Grey Paint Test, Tattoos, and Talk of Homework II

This afternoon at CIVIC SPACE started out with a video chat with Jason Sturgill from Portland about a really awesome project we’ll be collaborating with him on in the spring of next year.

There is also talk of Homework II happening this fall…stayed tuned for more info on this.

Also, our Akimbo ad was released today! Cool.

On the production side of things, we decided to do the final letter paint test for the Letter Library. While both white and black paint tests have had their pros and cons, we agreed on a final test of the colour grey to see if we can find a happy middle.

Word of the day today is: HAVE

Pre-paint.

Before coming to the space, Hiba went to Michaels to grab some grey paint. All the grey paint was sold out (weird), so we resorted to making our own by mixing our black and white paint remnants.

Painting…

Waiting…

After the letters dried, we hung them up in the space to see how they fit.

The grey definitely pops more than the white did in the space … and we do need to decide soon …

We took to the streets shortly after to take some install shots on different wall surfaces to compare with the white and black tests we did previously.

The grey has a nice pop, even on muted walls like this one.

While white had a really great pop on brick walls, the grey letters have a very interesting presence.

Almost looks like concrete on concrete!

The shadows cast on the grey letters give them more depth, while the black letters got lost in their own shadows.

The grey as the middle ground (in every sense) might win the day. It stands well on our white walls and looks interesting among the different textures of the buildings outside. Maybe we should sleep on it.

Remember, June 21st at 7pm, you’re invited to our Letter Library launch!

Work.Place

Work.Place is an awesome project by Portland photographer Carlie Armstrong which aims to document the spaces in which creativity is housed. I suggest browsing through a few of the photo sets; they are gorgeous. If this doesn’t make you want your own complete workspace, I don’t know what will!

via: The Best Part

Open Engagement, Group Work: The Collective Impetus

Danielle and I will head to Portland State University this weekend to participate in Open Engagement, the conference that asks questions like, “Does socially engaged art have a responsibility to create public good? Can there be transdisciplinary approaches to contemporary art making that would contribute to issues such as urban planning and sustainability?”

We’ll be speaking on the panel, Group Work: The Collective Impetus, along with folks from National Bitter Melon Council, InCUBATE, and students from OTIS’s Public Practice program.

This trip is going to incredible for a few reasons (including getting to see the city of Portland, in all of it’s functionality), but perhaps more importantly, we’re going to be able to speak to a lot of people who are engaged in a practice that is at least slightly aligned to what we do here in BCL. It’s more often the case that we go to a conference as some of the only artists in attendance (an interesting position to be in, but always a little lonely).

There’s so many conversations we want to have, the 3 days we’re actually there likely won’t be enough.

A Vending Cart of Maps
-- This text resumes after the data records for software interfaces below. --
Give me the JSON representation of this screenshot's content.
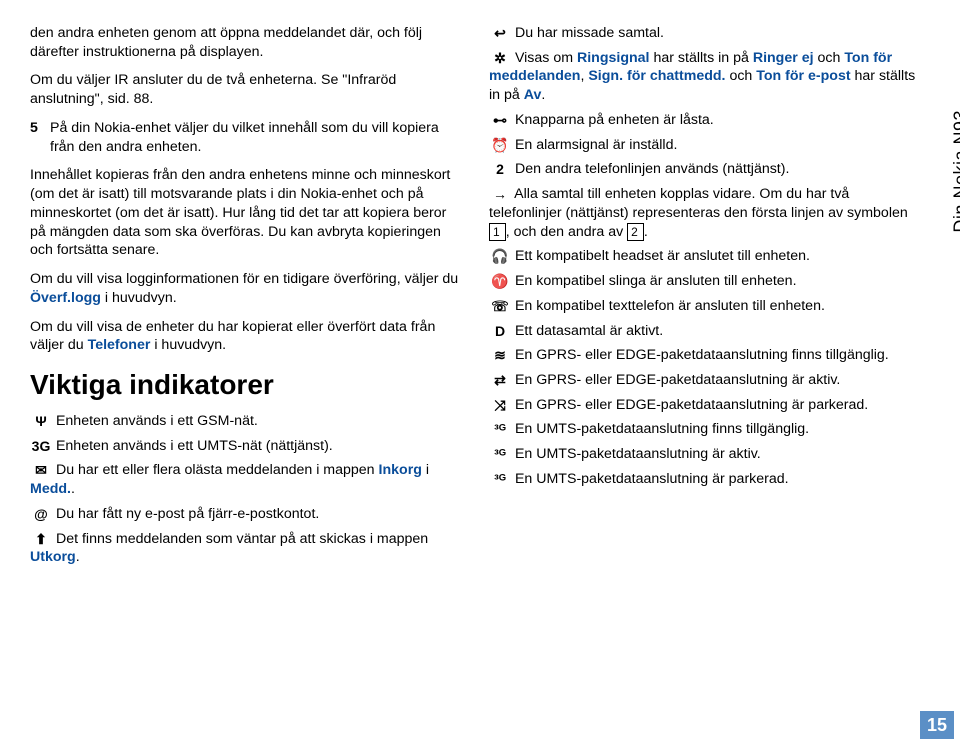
{
  "left": {
    "p1": "den andra enheten genom att öppna meddelandet där, och följ därefter instruktionerna på displayen.",
    "p2a": "Om du väljer IR ansluter du de två enheterna. Se \"Infraröd anslutning\", sid. 88.",
    "step5num": "5",
    "step5": "På din Nokia-enhet väljer du vilket innehåll som du vill kopiera från den andra enheten.",
    "p3": "Innehållet kopieras från den andra enhetens minne och minneskort (om det är isatt) till motsvarande plats i din Nokia-enhet och på minneskortet (om det är isatt). Hur lång tid det tar att kopiera beror på mängden data som ska överföras. Du kan avbryta kopieringen och fortsätta senare.",
    "p4a": "Om du vill visa logginformationen för en tidigare överföring, väljer du ",
    "p4b": "Överf.logg",
    "p4c": " i huvudvyn.",
    "p5a": "Om du vill visa de enheter du har kopierat eller överfört data från väljer du ",
    "p5b": "Telefoner",
    "p5c": " i huvudvyn.",
    "h1": "Viktiga indikatorer",
    "i_gsm_sym": "Ψ",
    "i_gsm": "Enheten används i ett GSM-nät.",
    "i_3g_sym": "3G",
    "i_3g": "Enheten används i ett UMTS-nät (nättjänst).",
    "i_msg_sym": "✉",
    "i_msg_a": "Du har ett eller flera olästa meddelanden i mappen ",
    "i_msg_b": "Inkorg",
    "i_msg_c": " i ",
    "i_msg_d": "Medd.",
    "i_msg_e": ".",
    "i_mail_sym": "@",
    "i_mail": "Du har fått ny e-post på fjärr-e-postkontot.",
    "i_out_sym": "⬆",
    "i_out_a": "Det finns meddelanden som väntar på att skickas i mappen ",
    "i_out_b": "Utkorg",
    "i_out_c": "."
  },
  "right": {
    "i_missed_sym": "↩",
    "i_missed": "Du har missade samtal.",
    "i_ring_sym": "✲",
    "i_ring_a": "Visas om ",
    "i_ring_b": "Ringsignal",
    "i_ring_c": " har ställts in på ",
    "i_ring_d": "Ringer ej",
    "i_ring_e": " och ",
    "i_ring_f": "Ton för meddelanden",
    "i_ring_g": ", ",
    "i_ring_h": "Sign. för chattmedd.",
    "i_ring_i": " och ",
    "i_ring_j": "Ton för e-post",
    "i_ring_k": " har ställts in på ",
    "i_ring_l": "Av",
    "i_ring_m": ".",
    "i_lock_sym": "⊷",
    "i_lock": "Knapparna på enheten är låsta.",
    "i_alarm_sym": "⏰",
    "i_alarm": "En alarmsignal är inställd.",
    "i_line2_sym": "2",
    "i_line2": "Den andra telefonlinjen används (nättjänst).",
    "i_fwd_sym": "→",
    "i_fwd_a": "Alla samtal till enheten kopplas vidare. Om du har två telefonlinjer (nättjänst) representeras den första linjen av symbolen ",
    "i_fwd_b1": "1",
    "i_fwd_c": ", och den andra av ",
    "i_fwd_b2": "2",
    "i_fwd_d": ".",
    "i_hs_sym": "🎧",
    "i_hs": "Ett kompatibelt headset är anslutet till enheten.",
    "i_loop_sym": "♈",
    "i_loop": "En kompatibel slinga är ansluten till enheten.",
    "i_tty_sym": "☏",
    "i_tty": "En kompatibel texttelefon är ansluten till enheten.",
    "i_data_sym": "D",
    "i_data": "Ett datasamtal är aktivt.",
    "i_gprs1_sym": "≋",
    "i_gprs1": "En GPRS- eller EDGE-paketdataanslutning finns tillgänglig.",
    "i_gprs2_sym": "⇄",
    "i_gprs2": "En GPRS- eller EDGE-paketdataanslutning är aktiv.",
    "i_gprs3_sym": "⤨",
    "i_gprs3": "En GPRS- eller EDGE-paketdataanslutning är parkerad.",
    "i_umts1_sym": "³ᴳ",
    "i_umts1": "En UMTS-paketdataanslutning finns tillgänglig.",
    "i_umts2_sym": "³ᴳ",
    "i_umts2": "En UMTS-paketdataanslutning är aktiv.",
    "i_umts3_sym": "³ᴳ",
    "i_umts3": "En UMTS-paketdataanslutning är parkerad."
  },
  "sidebar": "Din Nokia N93",
  "pagenum": "15"
}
Making Maps by People, then putting them on a vending cart, project by Katy Asher

With our interest in mapping (and using the fancy technology of Google Maps to try to do so), I thought it might be interesting to post on this project, which is very much not about fancy technology. Katy Asher, a student in Portland’s MFA in Art and Social Practice program, along with Ariana Jacob and Amber Bell, have initiated a project that “aims to make a vending cart of maps made by people from Portland.”

This feels like an intersection of a number of projects we’ve discussed and are also ongoing in the community, and makes me wonder what subjective maps would look like for other Windsorites. Asking for people to map their routes to work, their favourite restaurants, their neighbourhoods would certainly provide an interesting look at the way distances and geography are collapsed or exaggerated and might help to discover some other broken parts of our city and the way it functions (or doesn’t).